Mission Scientist, Hakai Institute, British Columbia, Canada

 

Bio: I lead the Hakai Institute’s new Ocean Acidification Program; my research on ocean chemistry in the North Pacific is integrated with the Hakai Oceanography program, and helps monitor British Columbia’s ever-changing oceans. Learn more about my colleagues and their research here.

Wiley received a PhD in oceanography from Oregon State University in 2011, working under Burke Hales. Prior to joining Hakai, Wiley was a post-doctoral scientist at University of Alaska-Fairbanks, and a research associate at NOAA’s Pacific Marine Environmental Laboratory.

Hakai chemical oceanographer Wiley Evans (right) and Oregon State professor Burke Hales (left) install Canada’s first Burke-o-Lator machine for measuring ocean acidification in the waters off Quadra Island, British Columbia. The beer bottles on the floor, after being cleaned, are used to store water samples from other locations before testing. Photo Credit: Josh Silberg, Hakai Institute.
Hakai chemical oceanographer Wiley Evans (right) and Oregon State professor Burke Hales (left) install Canada’s first Burke-o-Lator machine for measuring ocean acidification in the waters off Quadra Island, British Columbia. The beer bottles on the floor, after being cleaned, are used to store water samples from other locations before testing. Photo Credit: Josh Silberg, Hakai Institute.

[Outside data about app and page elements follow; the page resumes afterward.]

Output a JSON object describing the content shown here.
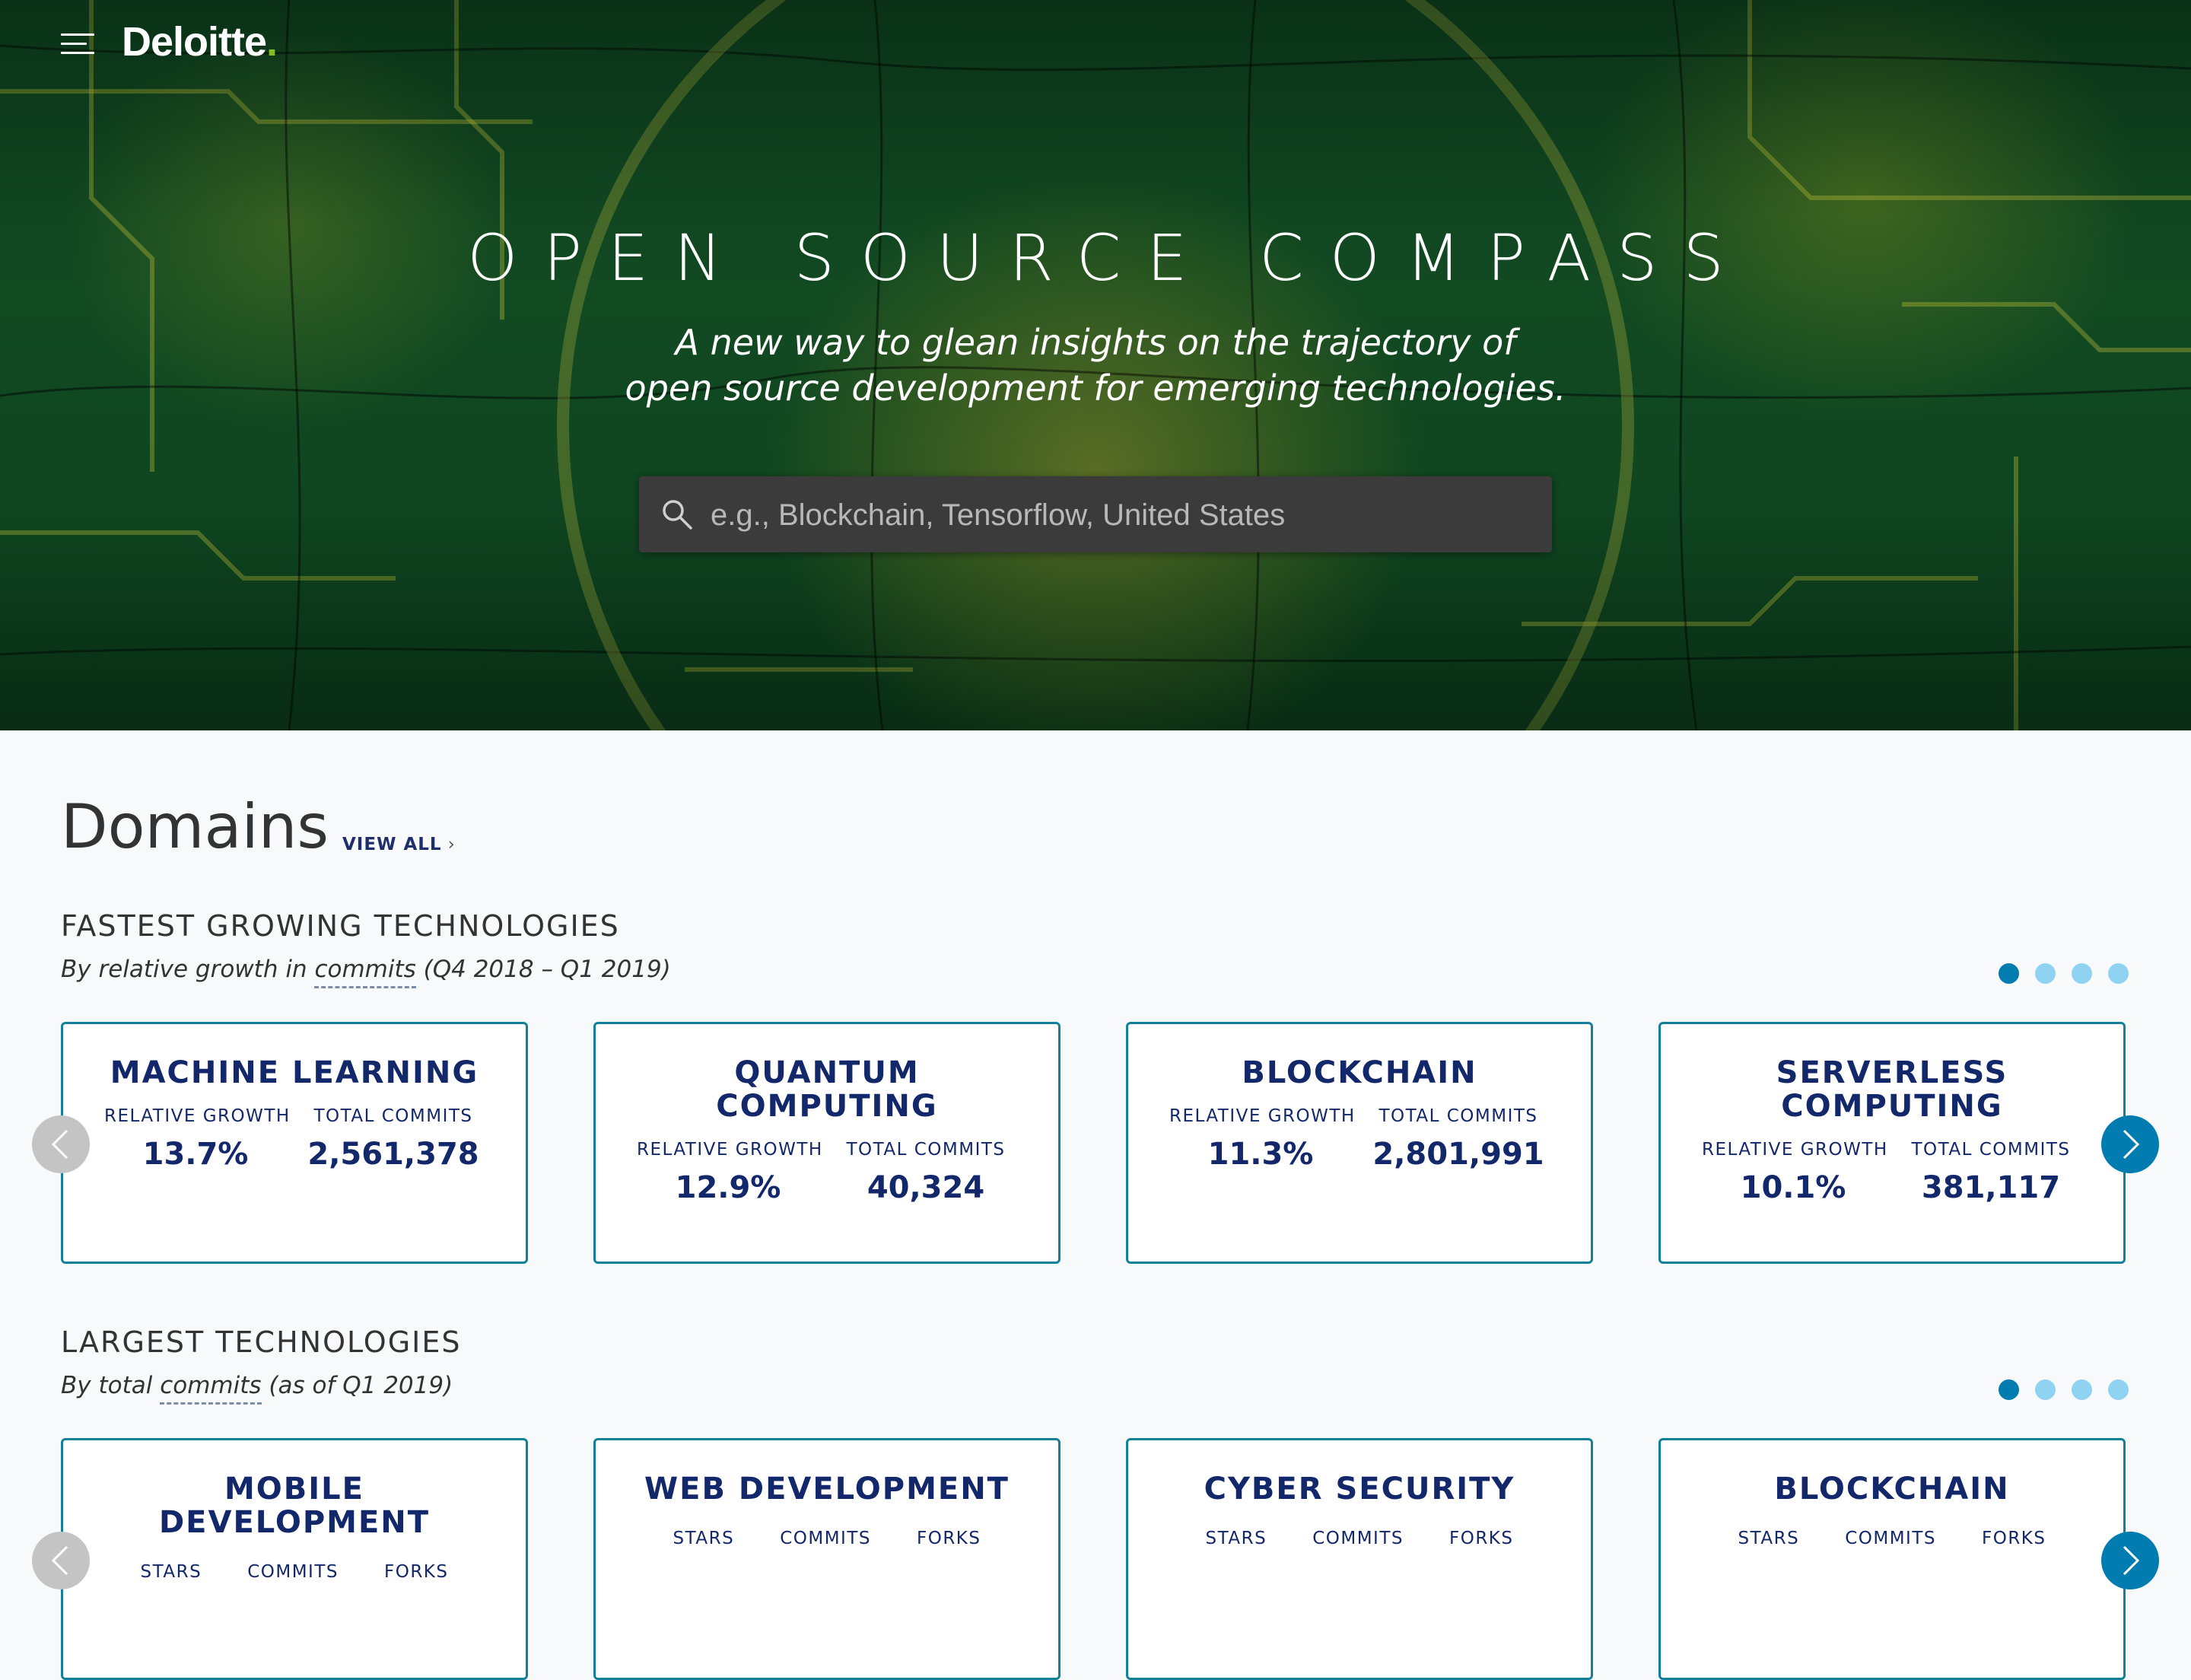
{
  "header": {
    "logo_text": "Deloitte",
    "logo_dot": ".",
    "menu_icon": "hamburger-menu-icon"
  },
  "hero": {
    "title": "OPEN SOURCE COMPASS",
    "subtitle_line1": "A new way to glean insights on the trajectory of",
    "subtitle_line2": "open source development for emerging technologies.",
    "search_placeholder": "e.g., Blockchain, Tensorflow, United States",
    "search_icon": "search-icon"
  },
  "domains": {
    "title": "Domains",
    "view_all": "VIEW ALL",
    "view_all_chevron": "›"
  },
  "fastest": {
    "title": "FASTEST GROWING TECHNOLOGIES",
    "subtitle_before": "By relative growth in ",
    "subtitle_link": "commits",
    "subtitle_after": " (Q4 2018 – Q1 2019)",
    "pages": 4,
    "active_page": 1,
    "stat_label_1": "RELATIVE GROWTH",
    "stat_label_2": "TOTAL COMMITS",
    "cards": [
      {
        "title": "MACHINE LEARNING",
        "growth": "13.7%",
        "commits": "2,561,378"
      },
      {
        "title": "QUANTUM COMPUTING",
        "growth": "12.9%",
        "commits": "40,324"
      },
      {
        "title": "BLOCKCHAIN",
        "growth": "11.3%",
        "commits": "2,801,991"
      },
      {
        "title": "SERVERLESS COMPUTING",
        "growth": "10.1%",
        "commits": "381,117"
      }
    ]
  },
  "largest": {
    "title": "LARGEST TECHNOLOGIES",
    "subtitle_before": "By total ",
    "subtitle_link": "commits",
    "subtitle_after": " (as of Q1 2019)",
    "pages": 4,
    "active_page": 1,
    "stat_label_1": "STARS",
    "stat_label_2": "COMMITS",
    "stat_label_3": "FORKS",
    "cards": [
      {
        "title": "MOBILE DEVELOPMENT"
      },
      {
        "title": "WEB DEVELOPMENT"
      },
      {
        "title": "CYBER SECURITY"
      },
      {
        "title": "BLOCKCHAIN"
      }
    ]
  },
  "colors": {
    "navy": "#13276b",
    "card_border": "#13809b",
    "dot_active": "#007cb0",
    "dot_inactive": "#8fd2f2",
    "brand_green": "#86bc25"
  }
}
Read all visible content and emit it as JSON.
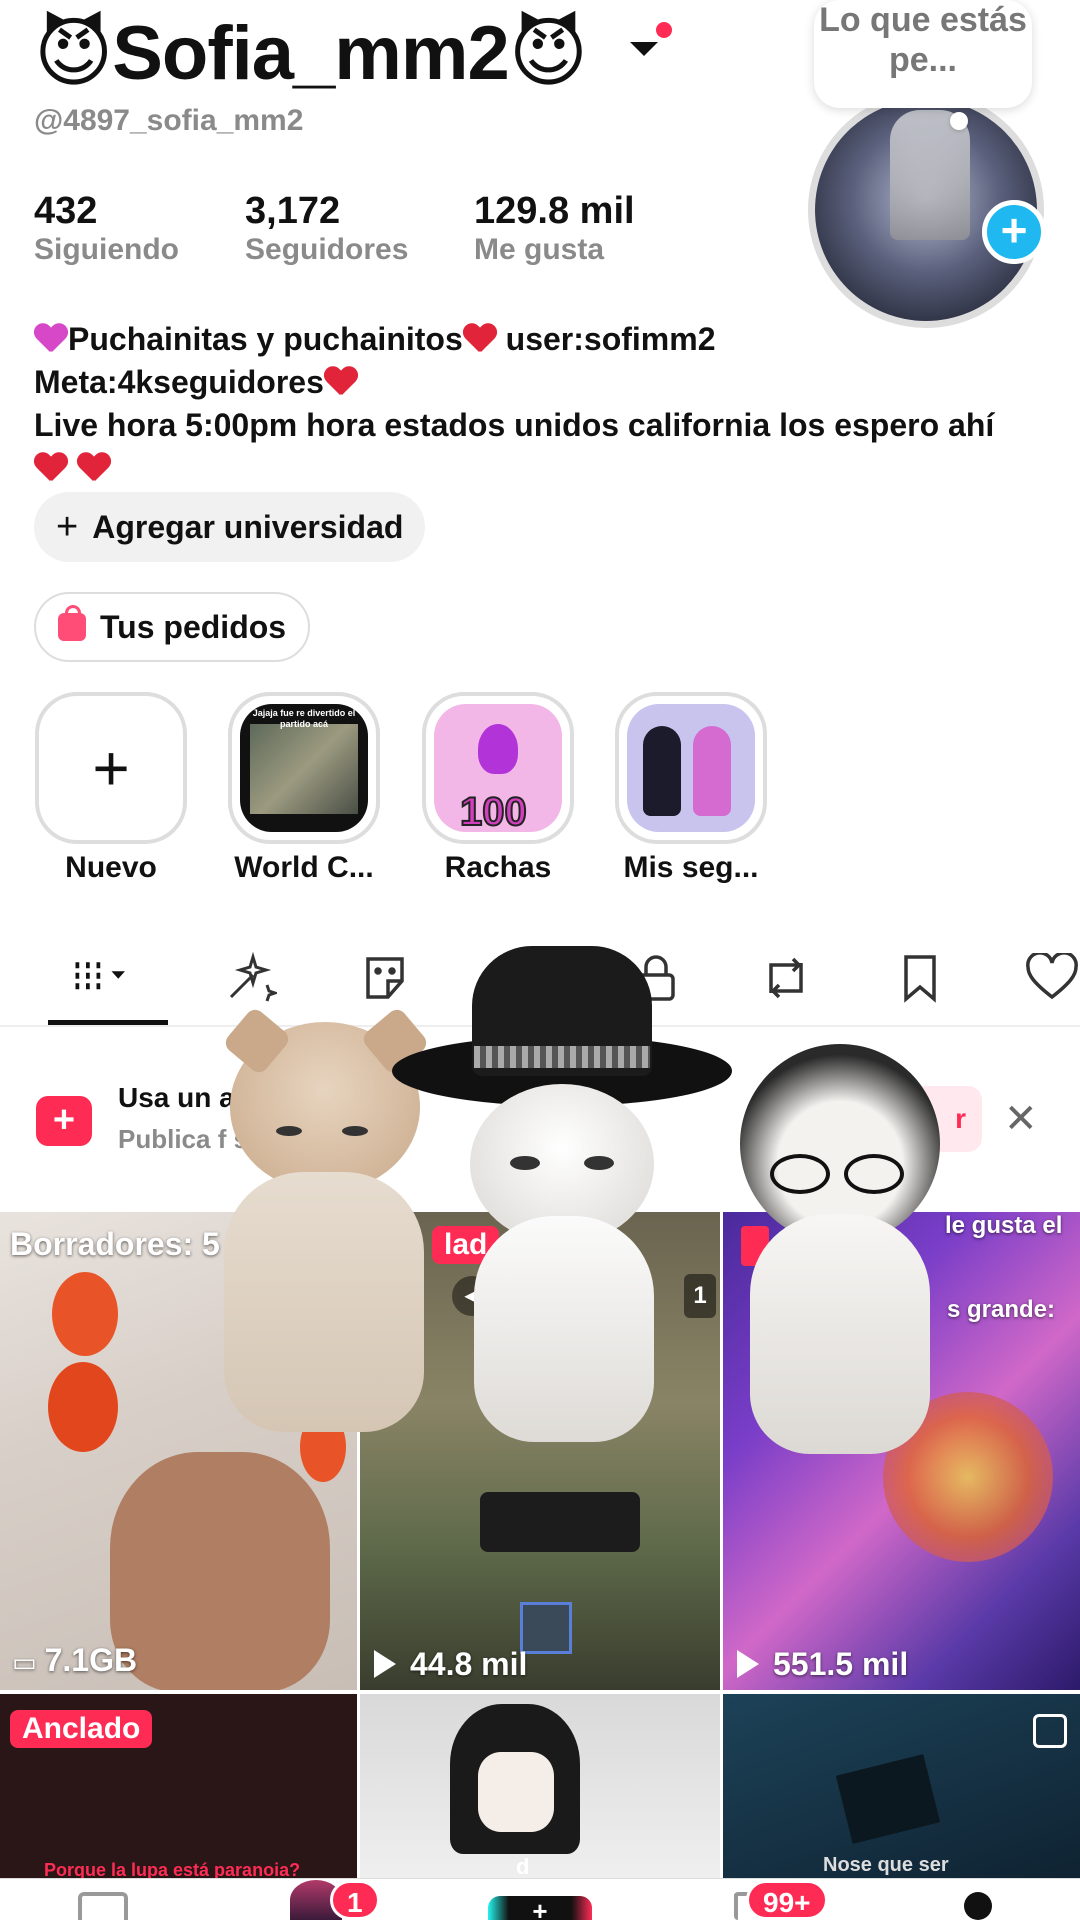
{
  "header": {
    "username": "😈Sofia_mm2😈",
    "handle": "@4897_sofia_mm2",
    "thought_bubble": "Lo que estás pe..."
  },
  "stats": [
    {
      "value": "432",
      "label": "Siguiendo"
    },
    {
      "value": "3,172",
      "label": "Seguidores"
    },
    {
      "value": "129.8 mil",
      "label": "Me gusta"
    }
  ],
  "bio": {
    "line1": "Puchainitas y puchainitos",
    "line1_suffix": " user:sofimm2",
    "line2": "Meta:4kseguidores",
    "line3": "Live hora 5:00pm hora estados unidos california los espero ahí"
  },
  "actions": {
    "add_university": "Agregar universidad",
    "orders": "Tus pedidos"
  },
  "highlights": [
    {
      "label": "Nuevo",
      "icon": "plus-icon"
    },
    {
      "label": "World C...",
      "thumb_text": "Jajaja fue re divertido el partido acá"
    },
    {
      "label": "Rachas",
      "thumb_text": "100"
    },
    {
      "label": "Mis seg..."
    }
  ],
  "tabs": [
    {
      "name": "videos-grid-icon",
      "active": true
    },
    {
      "name": "sparkle-icon"
    },
    {
      "name": "sticker-icon"
    },
    {
      "name": "search-icon"
    },
    {
      "name": "lock-icon"
    },
    {
      "name": "repost-icon"
    },
    {
      "name": "bookmark-icon"
    },
    {
      "name": "heart-icon"
    }
  ],
  "banner": {
    "title": "Usa un        adi        dos",
    "subtitle": "Publica f         segu         zacion",
    "button": "r"
  },
  "grid": [
    {
      "top_label": "Borradores: 5",
      "bottom_label": "7.1GB",
      "bottom_icon": "drafts-icon"
    },
    {
      "pinned_label": "lad",
      "count_badge": "1",
      "bottom_label": "44.8 mil",
      "bottom_icon": "play-icon"
    },
    {
      "top_label": "le gusta el",
      "mid_label": "s grande:",
      "bottom_label": "551.5 mil",
      "bottom_icon": "play-icon"
    },
    {
      "pinned_label": "Anclado",
      "caption": "Porque la lupa está paranoia?"
    },
    {
      "caption": "d"
    },
    {
      "caption": "Nose que ser"
    }
  ],
  "nav": {
    "inbox_badge": "1",
    "activity_badge": "99+"
  },
  "colors": {
    "accent": "#fe2c55",
    "avatar_plus": "#20b8f0",
    "muted": "#8a8a8a"
  }
}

How I’m involved with the 2016 West Coast Ocean Acidification Cruise: I’m studying inorganic carbon chemistry in coastal waters.One of our major objectives during this cruise is to compare Hakai’s laboratory measurements of inorganic carbon levels with those made by the PMEL Carbon Group. The workhorse of our program is the Burke-O-Lator, and this comparison aims to show the accuracy levels we’re capable of hitting relative to the ‘gold standard’ that is PMEL (which I can confidently claim as a former member of that team). We will collect samples from 3 hydrographic lines between Oregon and British Columbia; besides being used for the interlaboratory comparison described above, they’ll help us determine the distributions of inorganic carbon parameters from nearshore to offshore and from the surface ocean to depth in this region. The combined datasets collected by PMEL, the University of South Florida and the Hakai Institute during this cruise will advance our understanding of marine carbonate chemistry along the west coast of North America.